Problem »
Each record below should be given again exactly as it reads.

--- START ---

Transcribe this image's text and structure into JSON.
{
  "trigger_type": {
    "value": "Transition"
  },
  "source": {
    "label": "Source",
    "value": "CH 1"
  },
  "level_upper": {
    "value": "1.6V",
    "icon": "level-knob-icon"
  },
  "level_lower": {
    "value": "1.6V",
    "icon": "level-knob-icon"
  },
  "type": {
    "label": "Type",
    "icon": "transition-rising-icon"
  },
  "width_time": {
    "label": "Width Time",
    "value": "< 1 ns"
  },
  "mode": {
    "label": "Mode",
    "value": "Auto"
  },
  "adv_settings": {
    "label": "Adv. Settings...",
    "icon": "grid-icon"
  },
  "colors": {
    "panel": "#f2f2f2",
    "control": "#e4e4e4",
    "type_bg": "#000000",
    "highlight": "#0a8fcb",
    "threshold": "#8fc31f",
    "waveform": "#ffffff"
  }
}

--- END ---

Output for this exercise »
Transcribe this image's text and structure into JSON.
{
  "trigger_type": {
    "value": "Transition"
  },
  "source": {
    "label": "Source",
    "value": "CH 1"
  },
  "level_upper": {
    "value": "1.6V",
    "icon": "level-knob-icon"
  },
  "level_lower": {
    "value": "1.6V",
    "icon": "level-knob-icon"
  },
  "type": {
    "label": "Type",
    "icon": "transition-rising-icon"
  },
  "width_time": {
    "label": "Width Time",
    "value": "< 1 ns"
  },
  "mode": {
    "label": "Mode",
    "value": "Auto"
  },
  "adv_settings": {
    "label": "Adv. Settings...",
    "icon": "grid-icon"
  },
  "colors": {
    "panel": "#f2f2f2",
    "control": "#e4e4e4",
    "type_bg": "#000000",
    "highlight": "#0a8fcb",
    "threshold": "#8fc31f",
    "waveform": "#ffffff"
  }
}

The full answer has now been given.